Can you retype only the lines from the one with "Extract the structured" through the final line of the material, exactly as given?

_PROVIDED MATERIAL_.
·····
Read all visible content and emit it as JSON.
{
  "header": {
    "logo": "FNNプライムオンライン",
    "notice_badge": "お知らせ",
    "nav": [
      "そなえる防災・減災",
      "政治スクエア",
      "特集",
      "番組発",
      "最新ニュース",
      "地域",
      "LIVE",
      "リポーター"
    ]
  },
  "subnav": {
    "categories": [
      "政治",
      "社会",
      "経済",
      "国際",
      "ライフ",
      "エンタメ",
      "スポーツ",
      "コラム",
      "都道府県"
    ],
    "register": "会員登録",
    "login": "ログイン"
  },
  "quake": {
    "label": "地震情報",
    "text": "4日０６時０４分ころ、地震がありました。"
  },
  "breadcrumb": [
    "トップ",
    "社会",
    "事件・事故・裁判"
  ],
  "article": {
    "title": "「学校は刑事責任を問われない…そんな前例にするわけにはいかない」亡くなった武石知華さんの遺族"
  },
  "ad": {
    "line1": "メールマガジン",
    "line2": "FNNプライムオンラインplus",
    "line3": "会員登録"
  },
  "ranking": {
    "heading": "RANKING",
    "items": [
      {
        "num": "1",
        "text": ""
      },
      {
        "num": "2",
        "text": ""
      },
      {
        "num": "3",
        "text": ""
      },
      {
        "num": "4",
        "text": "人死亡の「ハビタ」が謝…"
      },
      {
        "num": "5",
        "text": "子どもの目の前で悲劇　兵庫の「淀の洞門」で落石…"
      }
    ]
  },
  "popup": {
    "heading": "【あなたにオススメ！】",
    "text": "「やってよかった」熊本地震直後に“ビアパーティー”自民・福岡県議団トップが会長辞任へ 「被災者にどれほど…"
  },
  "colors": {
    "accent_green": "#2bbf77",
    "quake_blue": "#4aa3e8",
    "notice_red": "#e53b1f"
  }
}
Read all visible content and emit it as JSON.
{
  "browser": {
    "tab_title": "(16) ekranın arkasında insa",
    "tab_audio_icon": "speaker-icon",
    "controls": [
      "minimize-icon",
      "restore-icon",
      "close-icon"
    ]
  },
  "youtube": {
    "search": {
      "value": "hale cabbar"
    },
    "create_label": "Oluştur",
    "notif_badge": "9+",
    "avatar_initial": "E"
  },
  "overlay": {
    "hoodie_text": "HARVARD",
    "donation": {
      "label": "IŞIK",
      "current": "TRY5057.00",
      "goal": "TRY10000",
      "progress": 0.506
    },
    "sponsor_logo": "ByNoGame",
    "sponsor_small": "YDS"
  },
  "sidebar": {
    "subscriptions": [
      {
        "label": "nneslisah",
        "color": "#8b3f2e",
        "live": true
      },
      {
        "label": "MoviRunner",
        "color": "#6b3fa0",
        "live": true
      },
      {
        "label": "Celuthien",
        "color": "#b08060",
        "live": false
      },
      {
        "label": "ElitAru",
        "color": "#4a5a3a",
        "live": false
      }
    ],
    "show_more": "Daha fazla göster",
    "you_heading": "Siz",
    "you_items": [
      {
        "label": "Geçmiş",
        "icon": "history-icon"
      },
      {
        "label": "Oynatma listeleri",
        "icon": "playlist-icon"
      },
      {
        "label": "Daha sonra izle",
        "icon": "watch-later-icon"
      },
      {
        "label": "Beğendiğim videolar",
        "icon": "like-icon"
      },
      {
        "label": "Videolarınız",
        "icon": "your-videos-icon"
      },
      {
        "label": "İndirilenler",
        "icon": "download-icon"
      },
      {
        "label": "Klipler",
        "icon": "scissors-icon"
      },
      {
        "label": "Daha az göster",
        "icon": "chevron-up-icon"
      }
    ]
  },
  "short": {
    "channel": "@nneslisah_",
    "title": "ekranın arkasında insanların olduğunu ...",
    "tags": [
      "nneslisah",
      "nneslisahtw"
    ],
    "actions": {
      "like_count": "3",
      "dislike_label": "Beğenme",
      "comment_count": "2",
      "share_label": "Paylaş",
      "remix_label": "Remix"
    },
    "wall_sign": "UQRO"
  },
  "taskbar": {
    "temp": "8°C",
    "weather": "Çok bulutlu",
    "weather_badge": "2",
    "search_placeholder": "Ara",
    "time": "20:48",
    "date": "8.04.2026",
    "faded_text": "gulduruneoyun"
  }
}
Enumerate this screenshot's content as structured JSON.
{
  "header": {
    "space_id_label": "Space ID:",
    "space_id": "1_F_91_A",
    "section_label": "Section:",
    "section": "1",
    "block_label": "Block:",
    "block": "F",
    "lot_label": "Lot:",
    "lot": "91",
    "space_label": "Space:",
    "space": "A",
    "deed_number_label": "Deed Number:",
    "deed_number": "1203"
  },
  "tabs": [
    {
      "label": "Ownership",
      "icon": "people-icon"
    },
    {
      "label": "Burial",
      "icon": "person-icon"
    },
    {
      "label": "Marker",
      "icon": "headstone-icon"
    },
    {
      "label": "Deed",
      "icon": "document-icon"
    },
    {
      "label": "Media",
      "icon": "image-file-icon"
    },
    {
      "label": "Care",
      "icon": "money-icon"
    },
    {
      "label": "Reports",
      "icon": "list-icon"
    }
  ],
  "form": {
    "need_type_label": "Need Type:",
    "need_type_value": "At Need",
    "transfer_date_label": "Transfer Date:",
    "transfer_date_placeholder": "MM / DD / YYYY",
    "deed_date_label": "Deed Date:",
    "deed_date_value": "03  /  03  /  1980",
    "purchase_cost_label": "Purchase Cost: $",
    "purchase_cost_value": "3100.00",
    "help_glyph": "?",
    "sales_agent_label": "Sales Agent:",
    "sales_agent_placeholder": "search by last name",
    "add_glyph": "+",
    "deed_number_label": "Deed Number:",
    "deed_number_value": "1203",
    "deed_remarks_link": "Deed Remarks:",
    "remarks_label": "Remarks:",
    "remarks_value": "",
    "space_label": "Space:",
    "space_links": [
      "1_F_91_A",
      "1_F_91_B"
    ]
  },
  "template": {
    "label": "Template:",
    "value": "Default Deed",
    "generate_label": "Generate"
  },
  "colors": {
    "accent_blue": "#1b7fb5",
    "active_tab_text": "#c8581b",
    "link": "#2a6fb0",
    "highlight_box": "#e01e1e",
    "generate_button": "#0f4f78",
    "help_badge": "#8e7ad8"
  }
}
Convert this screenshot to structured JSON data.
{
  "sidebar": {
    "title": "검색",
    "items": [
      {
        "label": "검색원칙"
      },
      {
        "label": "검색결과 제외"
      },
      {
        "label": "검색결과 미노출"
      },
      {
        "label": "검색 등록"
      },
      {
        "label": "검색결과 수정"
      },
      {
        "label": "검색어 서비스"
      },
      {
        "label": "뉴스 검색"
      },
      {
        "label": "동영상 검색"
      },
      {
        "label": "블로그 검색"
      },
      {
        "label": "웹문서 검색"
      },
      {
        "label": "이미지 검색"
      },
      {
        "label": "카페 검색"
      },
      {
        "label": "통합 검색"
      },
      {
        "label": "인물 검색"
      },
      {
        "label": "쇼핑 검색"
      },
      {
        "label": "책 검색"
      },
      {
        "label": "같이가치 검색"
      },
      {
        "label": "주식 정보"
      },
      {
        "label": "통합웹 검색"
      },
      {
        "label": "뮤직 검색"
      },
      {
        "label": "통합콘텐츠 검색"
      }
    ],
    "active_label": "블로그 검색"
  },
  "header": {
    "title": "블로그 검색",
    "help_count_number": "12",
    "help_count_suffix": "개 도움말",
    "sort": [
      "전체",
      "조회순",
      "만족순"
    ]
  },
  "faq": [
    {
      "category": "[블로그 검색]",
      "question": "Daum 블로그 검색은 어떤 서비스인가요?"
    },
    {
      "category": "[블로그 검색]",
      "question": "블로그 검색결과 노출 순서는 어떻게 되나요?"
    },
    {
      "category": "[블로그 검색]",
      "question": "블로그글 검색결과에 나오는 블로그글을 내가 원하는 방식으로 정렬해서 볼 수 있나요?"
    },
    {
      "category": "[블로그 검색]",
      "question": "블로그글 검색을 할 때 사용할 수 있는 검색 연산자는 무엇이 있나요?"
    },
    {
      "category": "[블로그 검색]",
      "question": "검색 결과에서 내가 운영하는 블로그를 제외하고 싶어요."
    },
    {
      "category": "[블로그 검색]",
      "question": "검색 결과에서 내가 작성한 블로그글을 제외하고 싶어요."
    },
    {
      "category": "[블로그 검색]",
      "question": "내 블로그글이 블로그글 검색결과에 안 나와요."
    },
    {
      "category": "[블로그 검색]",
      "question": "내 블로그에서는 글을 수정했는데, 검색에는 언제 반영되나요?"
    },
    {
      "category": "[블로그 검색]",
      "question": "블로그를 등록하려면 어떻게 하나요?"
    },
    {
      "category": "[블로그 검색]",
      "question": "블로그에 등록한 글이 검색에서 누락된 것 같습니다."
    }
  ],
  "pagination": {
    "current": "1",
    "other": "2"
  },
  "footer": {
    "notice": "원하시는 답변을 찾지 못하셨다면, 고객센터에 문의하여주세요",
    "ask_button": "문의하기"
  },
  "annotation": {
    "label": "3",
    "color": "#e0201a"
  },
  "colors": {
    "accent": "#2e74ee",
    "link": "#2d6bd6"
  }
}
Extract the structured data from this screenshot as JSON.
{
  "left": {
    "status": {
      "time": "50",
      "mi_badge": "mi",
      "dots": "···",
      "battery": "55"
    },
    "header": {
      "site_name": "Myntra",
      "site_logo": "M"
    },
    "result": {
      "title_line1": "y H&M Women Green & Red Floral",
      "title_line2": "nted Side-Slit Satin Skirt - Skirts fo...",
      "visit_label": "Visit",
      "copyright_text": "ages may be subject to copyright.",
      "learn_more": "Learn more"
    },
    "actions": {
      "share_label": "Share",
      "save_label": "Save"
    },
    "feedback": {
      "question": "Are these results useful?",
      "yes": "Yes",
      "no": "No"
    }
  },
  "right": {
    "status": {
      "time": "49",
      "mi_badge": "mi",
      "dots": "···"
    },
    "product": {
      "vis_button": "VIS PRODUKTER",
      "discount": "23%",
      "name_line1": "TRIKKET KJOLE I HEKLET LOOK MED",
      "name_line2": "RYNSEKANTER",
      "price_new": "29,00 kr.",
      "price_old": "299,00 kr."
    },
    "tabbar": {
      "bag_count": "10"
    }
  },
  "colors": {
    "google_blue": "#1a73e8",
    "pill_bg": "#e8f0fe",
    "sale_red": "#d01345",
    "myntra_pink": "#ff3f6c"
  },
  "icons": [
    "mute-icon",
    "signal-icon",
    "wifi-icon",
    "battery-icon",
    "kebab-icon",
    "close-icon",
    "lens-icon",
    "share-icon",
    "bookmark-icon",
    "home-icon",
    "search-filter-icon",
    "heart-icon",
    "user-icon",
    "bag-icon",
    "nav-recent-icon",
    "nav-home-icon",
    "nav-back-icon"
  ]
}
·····
_WRITTEN ANSWER_.
Extract the structured data from this screenshot as JSON.
{
  "left": {
    "status": {
      "time": "50",
      "mi_badge": "mi",
      "dots": "···",
      "battery": "55"
    },
    "header": {
      "site_name": "Myntra",
      "site_logo": "M"
    },
    "result": {
      "title_line1": "y H&M Women Green & Red Floral",
      "title_line2": "nted Side-Slit Satin Skirt - Skirts fo...",
      "visit_label": "Visit",
      "copyright_text": "ages may be subject to copyright.",
      "learn_more": "Learn more"
    },
    "actions": {
      "share_label": "Share",
      "save_label": "Save"
    },
    "feedback": {
      "question": "Are these results useful?",
      "yes": "Yes",
      "no": "No"
    }
  },
  "right": {
    "status": {
      "time": "49",
      "mi_badge": "mi",
      "dots": "···"
    },
    "product": {
      "vis_button": "VIS PRODUKTER",
      "discount": "23%",
      "name_line1": "TRIKKET KJOLE I HEKLET LOOK MED",
      "name_line2": "RYNSEKANTER",
      "price_new": "29,00 kr.",
      "price_old": "299,00 kr."
    },
    "tabbar": {
      "bag_count": "10"
    }
  },
  "colors": {
    "google_blue": "#1a73e8",
    "pill_bg": "#e8f0fe",
    "sale_red": "#d01345",
    "myntra_pink": "#ff3f6c"
  },
  "icons": [
    "mute-icon",
    "signal-icon",
    "wifi-icon",
    "battery-icon",
    "kebab-icon",
    "close-icon",
    "lens-icon",
    "share-icon",
    "bookmark-icon",
    "home-icon",
    "search-filter-icon",
    "heart-icon",
    "user-icon",
    "bag-icon",
    "nav-recent-icon",
    "nav-home-icon",
    "nav-back-icon"
  ]
}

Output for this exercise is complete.